In the spring and summer of 1848, I was extremely desirous that a liberal appropriation should be made from the fund by way of anticipation, in order to take advantage of the unprecedented facilities for cheaply purchasing books afforded by the political convulsions of that year in Europe, but Professor Henry was adverse to this proposal, and, as I considered myself, as well as Professor Henry, bound by the understanding above referred to, I, though with much reluctance, refrained from pressing it before the Board.
Upon the whole, then, my answer to each of your inquiries is substantially in the affirmative. I am, sir, respectfully yours,
GEORGE P. MARSH. Professor C. C. Jewett, Washington.
The equal division of the funds was commenced and followed for several years, the schedule of accounts was made to conform to it, and the secretary frequently alluded to it in his reports, stating that it had been rigidly observed, and implying that good faith required its observance.
Thus, matters continued till Protessor Henry began to vary from the division. The variation was at first supposed to be merely to meet a passing exigency. But the whole distribution of the annual appropriations was virtually left in the hands of the secretary. The appropriations were made in lump, and he assigned them to particular objects. His allowing less freely for the library, however, would not have occasioned any unpleasant discussion, had he not, in the interview to which I have alluded in my testimony, (and which I still think occurred in December, 1852,) expressed his firm determination to set aside the compromise, and endeavored to induce me to unite with him in effecting its abrogation without any open discussion.
Previous to this time, I had no idea that Professor Henry was cherishing towards me the feelings which he avows in his statement. I did not suppose that he considered me in the light of an intruder and an opponent. I felt a cordial interest in all the affairs of the Institution, and a sincere willingness to waive all personal preferences, and not to press the interests of the department particularly entrusted to my care.
I cannot sufficiently regret that Professor Henry had not, in frankness, acquainted me with his real sentiments towards me. We might thus have been spared many unhappy passages.
It seems that Professor Henry was all the time under the influence of a feeling, that, in yielding to the direction of the Regents in nominating an assistant secretary to act as librarian, he had parted with a prerogative; and he seems to have been not less under the impression that some power over the other officers, which he might claim under the law, had been taken from him by the Regents.
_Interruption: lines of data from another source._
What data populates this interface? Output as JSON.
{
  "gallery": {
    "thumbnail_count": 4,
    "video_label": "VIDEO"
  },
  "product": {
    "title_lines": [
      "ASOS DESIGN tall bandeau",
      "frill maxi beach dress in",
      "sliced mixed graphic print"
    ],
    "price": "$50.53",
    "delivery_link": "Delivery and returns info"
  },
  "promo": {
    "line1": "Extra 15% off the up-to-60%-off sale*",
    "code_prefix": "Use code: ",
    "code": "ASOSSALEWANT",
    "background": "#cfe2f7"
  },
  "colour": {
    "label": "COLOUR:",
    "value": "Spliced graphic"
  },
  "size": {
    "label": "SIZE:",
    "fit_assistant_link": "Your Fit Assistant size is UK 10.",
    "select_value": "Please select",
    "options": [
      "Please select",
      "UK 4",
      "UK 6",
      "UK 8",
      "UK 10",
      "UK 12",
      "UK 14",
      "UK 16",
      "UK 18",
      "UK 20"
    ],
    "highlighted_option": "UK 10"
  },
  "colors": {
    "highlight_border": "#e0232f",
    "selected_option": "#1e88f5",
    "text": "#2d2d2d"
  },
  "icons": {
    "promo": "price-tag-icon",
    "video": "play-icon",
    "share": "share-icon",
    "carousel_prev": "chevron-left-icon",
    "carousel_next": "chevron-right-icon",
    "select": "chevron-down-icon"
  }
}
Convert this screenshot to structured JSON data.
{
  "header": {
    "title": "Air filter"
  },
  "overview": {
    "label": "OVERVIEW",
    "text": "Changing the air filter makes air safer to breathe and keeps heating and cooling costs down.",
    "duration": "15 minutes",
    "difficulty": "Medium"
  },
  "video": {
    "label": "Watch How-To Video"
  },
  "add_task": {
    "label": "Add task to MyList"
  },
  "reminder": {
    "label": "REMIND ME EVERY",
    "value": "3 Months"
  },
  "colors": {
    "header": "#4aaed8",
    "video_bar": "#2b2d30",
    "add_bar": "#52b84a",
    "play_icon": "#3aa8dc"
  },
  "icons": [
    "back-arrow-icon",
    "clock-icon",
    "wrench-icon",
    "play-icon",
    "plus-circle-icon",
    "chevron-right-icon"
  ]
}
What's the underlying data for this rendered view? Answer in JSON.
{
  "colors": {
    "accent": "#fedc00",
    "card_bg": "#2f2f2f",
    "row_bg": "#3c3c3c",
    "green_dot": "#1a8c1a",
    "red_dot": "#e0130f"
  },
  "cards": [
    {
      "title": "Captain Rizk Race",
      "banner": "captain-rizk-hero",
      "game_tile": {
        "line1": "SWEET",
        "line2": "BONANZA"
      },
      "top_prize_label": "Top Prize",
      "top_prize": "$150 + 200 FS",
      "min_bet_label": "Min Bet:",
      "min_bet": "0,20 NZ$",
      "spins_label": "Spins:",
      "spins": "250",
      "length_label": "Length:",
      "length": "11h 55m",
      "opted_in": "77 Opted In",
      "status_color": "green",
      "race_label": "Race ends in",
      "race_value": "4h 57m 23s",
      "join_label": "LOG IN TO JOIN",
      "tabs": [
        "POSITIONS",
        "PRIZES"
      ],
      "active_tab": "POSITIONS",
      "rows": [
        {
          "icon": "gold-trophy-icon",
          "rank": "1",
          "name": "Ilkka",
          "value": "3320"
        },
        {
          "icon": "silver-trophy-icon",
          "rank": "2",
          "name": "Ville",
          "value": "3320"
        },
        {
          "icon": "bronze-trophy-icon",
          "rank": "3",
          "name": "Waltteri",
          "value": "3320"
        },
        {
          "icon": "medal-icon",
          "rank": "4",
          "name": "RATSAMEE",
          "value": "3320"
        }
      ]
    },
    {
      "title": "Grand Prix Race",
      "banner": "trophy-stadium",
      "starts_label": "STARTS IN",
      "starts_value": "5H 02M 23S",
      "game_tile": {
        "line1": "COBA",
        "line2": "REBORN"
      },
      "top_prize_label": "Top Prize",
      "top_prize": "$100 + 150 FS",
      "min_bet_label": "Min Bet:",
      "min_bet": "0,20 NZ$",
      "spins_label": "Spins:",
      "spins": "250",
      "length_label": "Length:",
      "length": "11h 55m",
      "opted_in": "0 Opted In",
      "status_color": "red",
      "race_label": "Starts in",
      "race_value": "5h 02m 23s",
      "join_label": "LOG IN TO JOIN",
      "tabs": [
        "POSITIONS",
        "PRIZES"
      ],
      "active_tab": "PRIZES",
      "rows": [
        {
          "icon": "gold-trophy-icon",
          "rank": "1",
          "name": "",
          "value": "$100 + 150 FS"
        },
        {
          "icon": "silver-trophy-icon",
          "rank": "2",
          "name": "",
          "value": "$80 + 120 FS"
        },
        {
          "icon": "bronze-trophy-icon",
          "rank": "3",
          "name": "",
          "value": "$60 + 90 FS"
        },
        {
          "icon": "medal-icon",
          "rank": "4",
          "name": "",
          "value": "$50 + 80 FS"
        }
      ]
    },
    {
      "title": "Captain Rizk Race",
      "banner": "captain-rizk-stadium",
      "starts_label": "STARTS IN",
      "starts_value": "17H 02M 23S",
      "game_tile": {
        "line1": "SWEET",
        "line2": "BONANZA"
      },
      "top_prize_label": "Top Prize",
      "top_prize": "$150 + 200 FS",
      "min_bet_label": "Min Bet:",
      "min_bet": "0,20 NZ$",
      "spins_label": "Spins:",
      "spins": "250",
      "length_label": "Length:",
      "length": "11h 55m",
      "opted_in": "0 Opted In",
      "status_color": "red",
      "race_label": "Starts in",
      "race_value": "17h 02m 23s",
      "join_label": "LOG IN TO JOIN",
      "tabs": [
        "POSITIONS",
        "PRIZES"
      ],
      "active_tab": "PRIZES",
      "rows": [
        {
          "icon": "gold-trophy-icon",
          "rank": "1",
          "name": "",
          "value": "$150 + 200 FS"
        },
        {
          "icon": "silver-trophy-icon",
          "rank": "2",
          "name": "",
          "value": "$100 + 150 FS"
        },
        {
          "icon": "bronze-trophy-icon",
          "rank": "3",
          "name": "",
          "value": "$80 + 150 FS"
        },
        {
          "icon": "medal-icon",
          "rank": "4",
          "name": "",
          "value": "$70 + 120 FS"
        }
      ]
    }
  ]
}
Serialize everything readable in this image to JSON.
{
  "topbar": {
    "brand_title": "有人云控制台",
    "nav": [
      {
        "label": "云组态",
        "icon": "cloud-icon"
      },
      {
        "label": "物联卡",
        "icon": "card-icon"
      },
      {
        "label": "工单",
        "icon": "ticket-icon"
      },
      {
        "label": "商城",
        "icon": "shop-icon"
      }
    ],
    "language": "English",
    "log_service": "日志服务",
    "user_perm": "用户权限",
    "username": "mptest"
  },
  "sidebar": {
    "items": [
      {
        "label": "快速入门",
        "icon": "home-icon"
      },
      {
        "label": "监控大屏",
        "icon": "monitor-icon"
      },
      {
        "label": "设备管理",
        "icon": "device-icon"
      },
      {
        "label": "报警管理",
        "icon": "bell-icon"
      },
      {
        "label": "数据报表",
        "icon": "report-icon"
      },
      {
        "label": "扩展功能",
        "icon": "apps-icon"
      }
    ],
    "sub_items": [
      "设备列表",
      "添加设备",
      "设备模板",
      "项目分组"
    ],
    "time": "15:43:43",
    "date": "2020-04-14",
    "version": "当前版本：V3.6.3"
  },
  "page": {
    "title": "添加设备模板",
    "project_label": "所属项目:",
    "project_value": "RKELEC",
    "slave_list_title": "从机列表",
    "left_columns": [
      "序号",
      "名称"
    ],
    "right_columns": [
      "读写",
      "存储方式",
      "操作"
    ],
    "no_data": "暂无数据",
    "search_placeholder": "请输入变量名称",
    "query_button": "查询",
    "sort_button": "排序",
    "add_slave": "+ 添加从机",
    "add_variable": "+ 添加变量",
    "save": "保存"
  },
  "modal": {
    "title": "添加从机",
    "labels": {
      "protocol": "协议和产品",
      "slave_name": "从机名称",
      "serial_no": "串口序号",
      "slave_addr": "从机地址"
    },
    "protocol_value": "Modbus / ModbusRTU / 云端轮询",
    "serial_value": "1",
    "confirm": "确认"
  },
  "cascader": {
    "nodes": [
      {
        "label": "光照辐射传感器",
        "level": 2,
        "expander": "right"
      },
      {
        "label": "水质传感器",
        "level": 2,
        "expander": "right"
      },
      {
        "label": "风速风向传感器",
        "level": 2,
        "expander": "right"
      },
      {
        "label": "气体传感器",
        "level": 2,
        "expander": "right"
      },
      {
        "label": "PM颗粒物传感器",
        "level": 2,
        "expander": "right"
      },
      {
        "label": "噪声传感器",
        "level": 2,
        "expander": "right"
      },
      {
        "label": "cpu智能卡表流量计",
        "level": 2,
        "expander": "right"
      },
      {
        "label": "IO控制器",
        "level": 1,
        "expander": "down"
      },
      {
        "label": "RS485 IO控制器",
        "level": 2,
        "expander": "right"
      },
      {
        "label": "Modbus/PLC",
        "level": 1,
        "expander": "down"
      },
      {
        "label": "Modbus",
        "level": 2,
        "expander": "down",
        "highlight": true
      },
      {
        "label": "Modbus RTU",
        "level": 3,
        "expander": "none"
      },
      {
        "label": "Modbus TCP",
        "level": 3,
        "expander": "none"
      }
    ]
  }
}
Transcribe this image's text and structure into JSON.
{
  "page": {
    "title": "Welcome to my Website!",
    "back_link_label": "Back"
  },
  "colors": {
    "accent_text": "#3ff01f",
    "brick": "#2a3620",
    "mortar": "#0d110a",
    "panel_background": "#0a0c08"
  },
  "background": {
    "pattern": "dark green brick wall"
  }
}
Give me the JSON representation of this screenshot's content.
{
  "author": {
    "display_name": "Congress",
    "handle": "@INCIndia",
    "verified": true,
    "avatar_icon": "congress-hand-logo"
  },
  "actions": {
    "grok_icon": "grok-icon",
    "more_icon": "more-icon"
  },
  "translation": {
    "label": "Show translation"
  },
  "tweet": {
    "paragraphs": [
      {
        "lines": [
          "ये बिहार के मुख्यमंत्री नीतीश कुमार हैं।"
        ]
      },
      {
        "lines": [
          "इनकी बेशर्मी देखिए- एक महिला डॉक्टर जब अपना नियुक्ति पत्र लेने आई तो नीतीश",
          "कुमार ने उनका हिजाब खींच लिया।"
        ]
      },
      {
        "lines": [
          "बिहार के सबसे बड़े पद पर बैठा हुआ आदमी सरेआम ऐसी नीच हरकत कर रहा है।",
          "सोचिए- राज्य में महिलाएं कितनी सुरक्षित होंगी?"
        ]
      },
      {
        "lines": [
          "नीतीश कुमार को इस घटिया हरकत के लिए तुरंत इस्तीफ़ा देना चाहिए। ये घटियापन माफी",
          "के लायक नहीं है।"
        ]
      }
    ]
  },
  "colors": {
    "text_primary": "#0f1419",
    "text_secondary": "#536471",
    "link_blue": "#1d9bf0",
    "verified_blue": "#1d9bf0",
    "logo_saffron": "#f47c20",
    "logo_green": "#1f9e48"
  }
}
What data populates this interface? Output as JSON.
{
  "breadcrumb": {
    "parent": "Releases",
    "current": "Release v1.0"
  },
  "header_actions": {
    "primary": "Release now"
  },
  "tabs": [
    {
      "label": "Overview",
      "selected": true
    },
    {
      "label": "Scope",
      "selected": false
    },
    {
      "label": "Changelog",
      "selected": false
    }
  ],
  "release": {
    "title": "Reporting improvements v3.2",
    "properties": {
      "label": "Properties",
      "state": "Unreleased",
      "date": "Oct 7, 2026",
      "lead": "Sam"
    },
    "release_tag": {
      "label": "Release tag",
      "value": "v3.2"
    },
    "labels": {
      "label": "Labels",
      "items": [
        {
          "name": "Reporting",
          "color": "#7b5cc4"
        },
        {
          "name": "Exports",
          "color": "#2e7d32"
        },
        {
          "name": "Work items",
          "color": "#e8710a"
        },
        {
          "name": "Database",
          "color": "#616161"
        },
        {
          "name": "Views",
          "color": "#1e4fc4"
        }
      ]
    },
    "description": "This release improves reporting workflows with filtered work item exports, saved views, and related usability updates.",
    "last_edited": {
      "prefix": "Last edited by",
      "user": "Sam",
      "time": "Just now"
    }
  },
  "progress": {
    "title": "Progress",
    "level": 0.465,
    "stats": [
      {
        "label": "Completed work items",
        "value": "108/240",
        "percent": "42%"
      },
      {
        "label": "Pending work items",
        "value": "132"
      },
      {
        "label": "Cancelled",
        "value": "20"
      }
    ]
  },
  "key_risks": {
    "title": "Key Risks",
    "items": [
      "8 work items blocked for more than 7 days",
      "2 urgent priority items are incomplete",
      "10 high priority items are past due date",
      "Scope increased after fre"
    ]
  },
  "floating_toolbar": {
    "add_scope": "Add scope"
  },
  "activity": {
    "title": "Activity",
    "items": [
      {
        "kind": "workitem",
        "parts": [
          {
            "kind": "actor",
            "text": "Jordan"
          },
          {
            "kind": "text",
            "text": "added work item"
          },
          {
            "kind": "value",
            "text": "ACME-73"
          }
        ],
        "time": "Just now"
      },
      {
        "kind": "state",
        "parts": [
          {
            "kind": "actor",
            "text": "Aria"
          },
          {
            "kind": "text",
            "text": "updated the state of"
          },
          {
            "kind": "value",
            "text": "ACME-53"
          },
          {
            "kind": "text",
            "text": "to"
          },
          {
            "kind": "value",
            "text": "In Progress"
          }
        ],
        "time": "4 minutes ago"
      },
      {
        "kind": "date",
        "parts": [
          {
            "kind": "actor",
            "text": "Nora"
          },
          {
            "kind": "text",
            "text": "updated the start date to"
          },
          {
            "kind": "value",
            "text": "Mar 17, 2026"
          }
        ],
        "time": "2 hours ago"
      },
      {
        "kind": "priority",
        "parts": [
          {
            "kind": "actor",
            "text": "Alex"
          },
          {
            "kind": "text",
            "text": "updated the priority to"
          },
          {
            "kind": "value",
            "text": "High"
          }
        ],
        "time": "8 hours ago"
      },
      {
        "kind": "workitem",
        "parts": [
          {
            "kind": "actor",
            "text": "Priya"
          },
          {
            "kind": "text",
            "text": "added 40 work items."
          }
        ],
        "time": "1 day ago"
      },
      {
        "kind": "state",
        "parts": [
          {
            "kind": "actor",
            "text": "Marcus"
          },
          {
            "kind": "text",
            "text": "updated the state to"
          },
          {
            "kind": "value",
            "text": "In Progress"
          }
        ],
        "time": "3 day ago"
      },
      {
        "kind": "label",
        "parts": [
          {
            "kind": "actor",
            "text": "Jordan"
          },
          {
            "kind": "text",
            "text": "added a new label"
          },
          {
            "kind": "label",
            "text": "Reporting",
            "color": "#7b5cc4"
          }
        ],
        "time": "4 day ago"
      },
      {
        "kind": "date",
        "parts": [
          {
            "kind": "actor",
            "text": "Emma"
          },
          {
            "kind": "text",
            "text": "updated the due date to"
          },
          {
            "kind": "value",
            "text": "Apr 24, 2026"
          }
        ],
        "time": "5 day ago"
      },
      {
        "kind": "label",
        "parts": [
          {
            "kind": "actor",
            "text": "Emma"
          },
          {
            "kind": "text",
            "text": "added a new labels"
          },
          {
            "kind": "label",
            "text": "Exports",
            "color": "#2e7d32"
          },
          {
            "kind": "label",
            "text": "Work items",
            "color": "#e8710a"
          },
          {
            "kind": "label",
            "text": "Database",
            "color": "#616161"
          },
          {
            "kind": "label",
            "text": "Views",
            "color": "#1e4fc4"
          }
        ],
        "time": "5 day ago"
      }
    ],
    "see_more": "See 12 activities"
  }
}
He has since alluded to this in a way to show that his desire to recover his position led him to wish to exercise himself the power of removal, and thus reassert a lapsed authority.
It is singular that the secretary, after manifesting such indignation concerning charges against the Regents, should here himself represent them as trenching upon his prerogatives, in disregard of the law, and in opposition to the best interests of the Institution, and that, too, in one of their first acts after his appointment.
I repeat, in the most solemn manner, that, so far as I believe, the source of all the troubles in the Institution is solely Professor Henry's determination to set aside the compromise, and the means which he took to effect
. The course wbich he actually took with reference to the compromise is set forth in the paper communicated by me to the special committee of the Regents, and in my reply to Professor Henry's answer to the
The only issue which I have ever made with Professor Henry was in my refusal to co-operate with him in violating the compromise, and in defending myself against the measures which, in execution of his plan, he took to depress me.